Canada’s tax system relies heavily on taxing income, and very little on taxing wealth. This criterion assesses whether parties are proposing measures that will shift this approach to taxation by taxing income less (especially for lower and middle-earners), and wealth more (including housing wealth). This shift is necessary to respond to changes in factors affecting financial wellbeing in Canada that are creating serious intergenerational tensions. In particular, younger Canadians are being locked out of home ownership by rising home values that are growing wealth for long-term homeowners — wealth that is sheltered from taxation. The Home Ownership Tax Shelter costs Ottawa about $10 billion annually, and costs provincial coffers around half that amount again.
Neither party earns points for this criterion.
UCP: The UCP proposes to cut income and gas taxes, while also campaigning on a “no tax hike guarantee.” Given this commitment not to raise taxes, the party clearly does not mention taxing wealth differently. It also does not address the Home Ownership Tax Shelter that contributes to increasing housing wealth inequality in the province, especially in Calgary.
NDP: The Alberta NDP plans to eliminate small business taxes for 100,000 small businesses. In turn, the party will moderately raise the corporate income tax rate for larger companies, while still keeping this rate lower in Alberta than elsewhere in Canada. These NDP proposals don’t engage directly with issues of wealth taxation, nor the Home Ownership Tax Shelter.
By overlooking the potential value of a shift away from income taxation and toward more taxation of housing wealth, both parties reinforce a status-quo that creates inequality and complacency. Inequality, because rising home prices lead to wealth windfalls for some while eroding affordability for others, which limits their chances to live up to their potential and enjoy life.
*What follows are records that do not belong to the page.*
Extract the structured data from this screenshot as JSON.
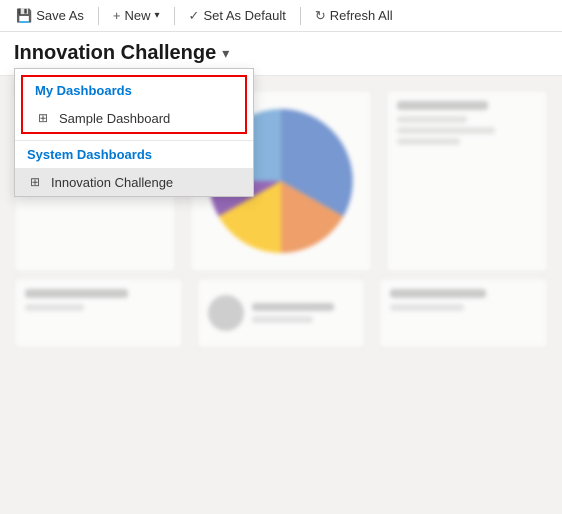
{
  "toolbar": {
    "save_as_label": "Save As",
    "new_label": "New",
    "set_as_default_label": "Set As Default",
    "refresh_all_label": "Refresh All"
  },
  "header": {
    "title": "Innovation Challenge",
    "chevron": "▾"
  },
  "dropdown": {
    "my_dashboards_label": "My Dashboards",
    "sample_dashboard_label": "Sample Dashboard",
    "system_dashboards_label": "System Dashboards",
    "innovation_challenge_label": "Innovation Challenge"
  },
  "icons": {
    "save": "💾",
    "new": "+",
    "check": "✓",
    "refresh": "↻",
    "grid": "⊞",
    "chevron_down": "▾",
    "dropdown_arrow": "▼"
  },
  "charts": {
    "pie": {
      "segments": [
        {
          "color": "#4472c4",
          "degrees": 130
        },
        {
          "color": "#ed7d31",
          "degrees": 90
        },
        {
          "color": "#ffc000",
          "degrees": 60
        },
        {
          "color": "#7030a0",
          "degrees": 45
        },
        {
          "color": "#5b9bd5",
          "degrees": 35
        }
      ]
    }
  }
}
Complacency, because some homeowners reap wealth windfalls from skyrocketing prices without recognizing that their gains help to keep many others on the outside looking in, especially younger people, newcomers to Alberta, and renters of any age.
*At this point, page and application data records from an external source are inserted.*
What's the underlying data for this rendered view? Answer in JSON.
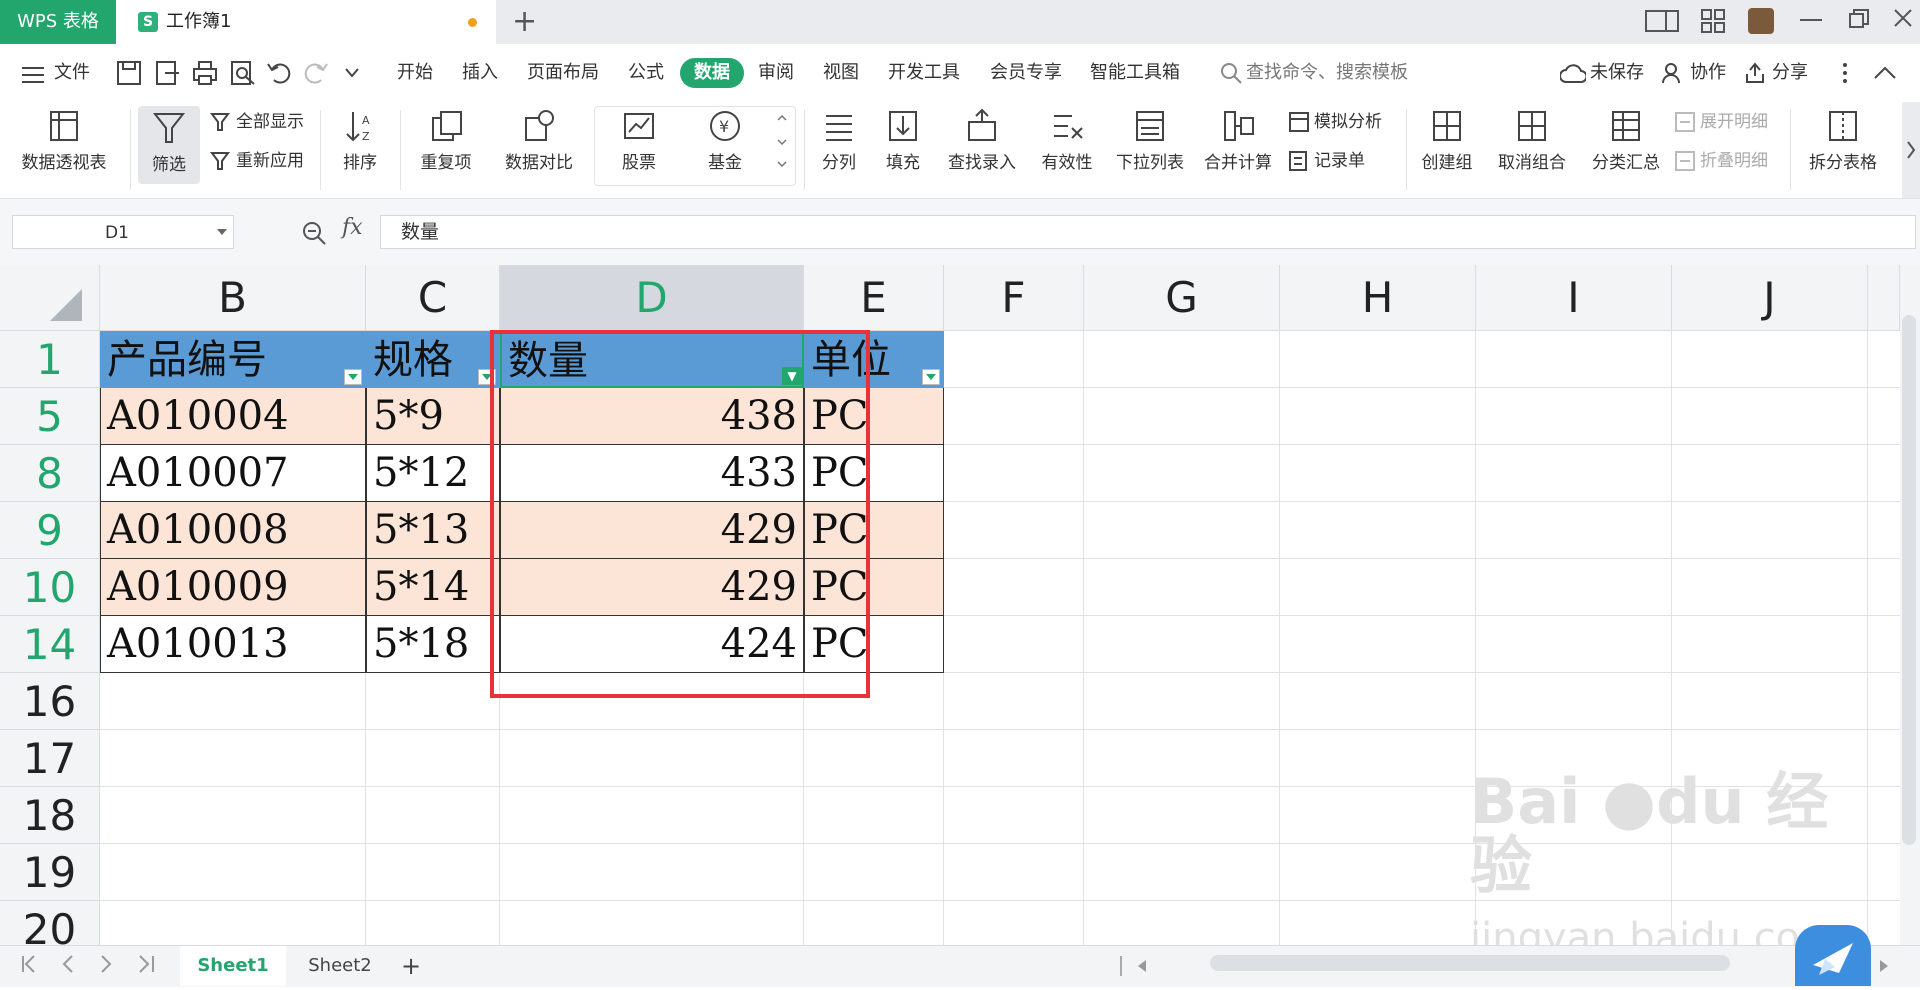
{
  "tabs": {
    "app_label": "WPS 表格",
    "doc_icon": "S",
    "doc_title": "工作簿1",
    "new_tab": "+"
  },
  "menu": {
    "file": "文件",
    "items": [
      "开始",
      "插入",
      "页面布局",
      "公式",
      "数据",
      "审阅",
      "视图",
      "开发工具",
      "会员专享",
      "智能工具箱"
    ],
    "active": "数据",
    "search": "查找命令、搜索模板",
    "unsaved": "未保存",
    "collab": "协作",
    "share": "分享"
  },
  "ribbon": {
    "pivot": "数据透视表",
    "filter": "筛选",
    "show_all": "全部显示",
    "reapply": "重新应用",
    "sort": "排序",
    "duplicates": "重复项",
    "compare": "数据对比",
    "stocks": "股票",
    "funds": "基金",
    "split_col": "分列",
    "fill": "填充",
    "lookup": "查找录入",
    "validity": "有效性",
    "dropdown": "下拉列表",
    "consolidate": "合并计算",
    "simulate": "模拟分析",
    "record": "记录单",
    "group": "创建组",
    "ungroup": "取消组合",
    "subtotal": "分类汇总",
    "expand": "展开明细",
    "collapse": "折叠明细",
    "split_table": "拆分表格"
  },
  "formula_bar": {
    "cell_ref": "D1",
    "fx": "fx",
    "content": "数量"
  },
  "grid": {
    "columns": [
      "B",
      "C",
      "D",
      "E",
      "F",
      "G",
      "H",
      "I",
      "J"
    ],
    "selected_column": "D",
    "rows": [
      "1",
      "5",
      "8",
      "9",
      "10",
      "14",
      "16",
      "17",
      "18",
      "19",
      "20"
    ],
    "header": [
      "产品编号",
      "规格",
      "数量",
      "单位"
    ],
    "data": [
      [
        "A010004",
        "5*9",
        "438",
        "PC"
      ],
      [
        "A010007",
        "5*12",
        "433",
        "PC"
      ],
      [
        "A010008",
        "5*13",
        "429",
        "PC"
      ],
      [
        "A010009",
        "5*14",
        "429",
        "PC"
      ],
      [
        "A010013",
        "5*18",
        "424",
        "PC"
      ]
    ]
  },
  "sheets": {
    "active": "Sheet1",
    "other": "Sheet2",
    "add": "+"
  },
  "watermark": {
    "brand": "Bai",
    "brand_suffix": "经验",
    "url": "jingyan.baidu.com"
  },
  "colors": {
    "accent": "#23a56e",
    "header_fill": "#5b9bd5",
    "band_fill": "#fce4d6",
    "highlight_box": "#e8323a"
  }
}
Unfortunately, neither the UCP nor Alberta NDP offer any avenues for creative disruption of this harmful status quo. Key to the disruption required is recognizing that the hard work Albertans do every day in their jobs is taxed more than the wealth homeowners gain from the rising value of their home while they sleep and watch TV. Across Canada, our system currently shelters from taxation the $3.2 trillion in added housing wealth homeowners have gained since 1977 — motivating people to prioritize housing as a way to get rich, rather than a place to call home.
Just like offshore tax shelters motivate moving money out of Canada to preserve assets, the home ownership tax shelter motivates us to bank on rising home prices to gain wealth. Why do we consider the former a betrayal, but celebrate the latter? A system that turns home ownership into an investment strategy is crushing affordability and harming younger and future generations. It’s time to protect real shelters, not tax shelters.
This view is widely supported in Alberta, where 68% of residents support disrupting the current approach to taxing housing wealth.
MONITORING & ACCOUNTABILITY
Criterion 8: Do the platforms propose to initiate annual reporting on age trends?
Monitoring spending over time supports political leaders to make informed and efficient spending decisions. To ensure that age is considered in these decisions, we’re asking governments to include as part of their regular data an analysis of spending by age.
No party promises to report age trends in public finance. We award no points.
Criterion 9: Do the platforms propose to appoint government point people for generational fairness?
It’s much more likely that the wellbeing of younger Canadians will be addressed as urgently as other age groups if governments have a Deputy Minister, Parliamentary Secretary or other high-level official specifically tasked with advancing generational fairness in public finance.
Neither party promises to appoint a high-level official responsible for generational fairness. We award no points.